* **Prompt**: Copy every line of the entries that includes the word "loss".

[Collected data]
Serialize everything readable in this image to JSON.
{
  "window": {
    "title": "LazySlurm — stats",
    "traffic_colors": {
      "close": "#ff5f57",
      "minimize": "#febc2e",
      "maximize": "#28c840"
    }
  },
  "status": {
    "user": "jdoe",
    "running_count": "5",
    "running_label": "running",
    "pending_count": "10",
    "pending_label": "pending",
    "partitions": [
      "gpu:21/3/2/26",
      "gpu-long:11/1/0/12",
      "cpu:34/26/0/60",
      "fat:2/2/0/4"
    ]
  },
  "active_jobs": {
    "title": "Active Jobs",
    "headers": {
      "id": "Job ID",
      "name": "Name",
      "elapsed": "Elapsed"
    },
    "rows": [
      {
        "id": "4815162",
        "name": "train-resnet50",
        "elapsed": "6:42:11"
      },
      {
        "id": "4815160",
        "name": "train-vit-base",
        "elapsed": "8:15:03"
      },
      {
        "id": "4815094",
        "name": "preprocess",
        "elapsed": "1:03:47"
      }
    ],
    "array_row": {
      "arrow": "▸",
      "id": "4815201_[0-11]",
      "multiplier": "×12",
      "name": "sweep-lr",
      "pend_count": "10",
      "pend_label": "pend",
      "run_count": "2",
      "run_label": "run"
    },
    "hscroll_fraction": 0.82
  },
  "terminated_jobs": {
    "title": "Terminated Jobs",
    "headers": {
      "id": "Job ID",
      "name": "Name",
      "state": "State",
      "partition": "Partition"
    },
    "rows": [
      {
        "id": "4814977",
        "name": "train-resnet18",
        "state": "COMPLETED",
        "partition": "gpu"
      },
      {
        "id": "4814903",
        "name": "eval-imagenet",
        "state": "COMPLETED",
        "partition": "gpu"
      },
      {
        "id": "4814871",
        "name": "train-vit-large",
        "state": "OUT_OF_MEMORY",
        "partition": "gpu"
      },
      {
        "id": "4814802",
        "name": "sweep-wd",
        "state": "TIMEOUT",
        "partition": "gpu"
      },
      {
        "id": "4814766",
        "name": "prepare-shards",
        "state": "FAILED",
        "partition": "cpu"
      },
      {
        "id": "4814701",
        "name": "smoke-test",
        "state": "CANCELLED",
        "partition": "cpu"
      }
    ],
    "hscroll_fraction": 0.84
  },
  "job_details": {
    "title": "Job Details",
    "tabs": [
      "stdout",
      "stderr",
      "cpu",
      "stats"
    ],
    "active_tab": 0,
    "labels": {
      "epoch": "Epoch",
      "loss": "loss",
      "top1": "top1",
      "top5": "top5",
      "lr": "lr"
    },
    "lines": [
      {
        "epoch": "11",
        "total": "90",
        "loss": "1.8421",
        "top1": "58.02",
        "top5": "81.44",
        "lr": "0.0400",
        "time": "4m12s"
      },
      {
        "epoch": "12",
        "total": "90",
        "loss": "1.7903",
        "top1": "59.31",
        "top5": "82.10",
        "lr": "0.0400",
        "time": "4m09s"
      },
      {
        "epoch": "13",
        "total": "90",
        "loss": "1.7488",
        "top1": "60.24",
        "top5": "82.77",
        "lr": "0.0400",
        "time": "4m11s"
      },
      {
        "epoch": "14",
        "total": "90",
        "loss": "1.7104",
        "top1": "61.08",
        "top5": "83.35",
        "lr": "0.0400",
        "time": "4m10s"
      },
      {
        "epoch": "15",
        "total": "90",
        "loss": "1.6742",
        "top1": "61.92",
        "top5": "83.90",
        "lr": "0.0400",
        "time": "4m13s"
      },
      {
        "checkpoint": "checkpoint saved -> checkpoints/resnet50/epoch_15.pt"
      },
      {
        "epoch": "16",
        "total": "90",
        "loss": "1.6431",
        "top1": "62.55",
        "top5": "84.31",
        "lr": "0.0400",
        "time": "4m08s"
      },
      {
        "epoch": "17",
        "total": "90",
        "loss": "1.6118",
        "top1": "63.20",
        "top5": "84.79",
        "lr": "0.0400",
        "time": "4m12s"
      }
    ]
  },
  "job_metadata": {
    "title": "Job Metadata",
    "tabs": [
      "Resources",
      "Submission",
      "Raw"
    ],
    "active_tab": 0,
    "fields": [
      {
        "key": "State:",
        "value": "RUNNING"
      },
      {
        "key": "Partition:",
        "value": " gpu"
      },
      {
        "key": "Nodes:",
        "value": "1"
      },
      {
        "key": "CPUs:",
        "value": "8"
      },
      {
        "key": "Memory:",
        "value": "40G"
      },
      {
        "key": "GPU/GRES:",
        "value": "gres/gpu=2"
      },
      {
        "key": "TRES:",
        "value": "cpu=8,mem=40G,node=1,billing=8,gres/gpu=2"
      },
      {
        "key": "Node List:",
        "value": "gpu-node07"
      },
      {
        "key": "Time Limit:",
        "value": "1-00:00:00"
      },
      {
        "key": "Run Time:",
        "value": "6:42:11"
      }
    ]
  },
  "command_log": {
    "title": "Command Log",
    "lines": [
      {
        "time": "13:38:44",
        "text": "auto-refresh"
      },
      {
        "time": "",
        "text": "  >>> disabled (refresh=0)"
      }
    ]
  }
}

* **Task solution**:
      "loss": "loss",
        "loss": "1.8421",
        "loss": "1.7903",
        "loss": "1.7488",
        "loss": "1.7104",
        "loss": "1.6742",
        "loss": "1.6431",
        "loss": "1.6118",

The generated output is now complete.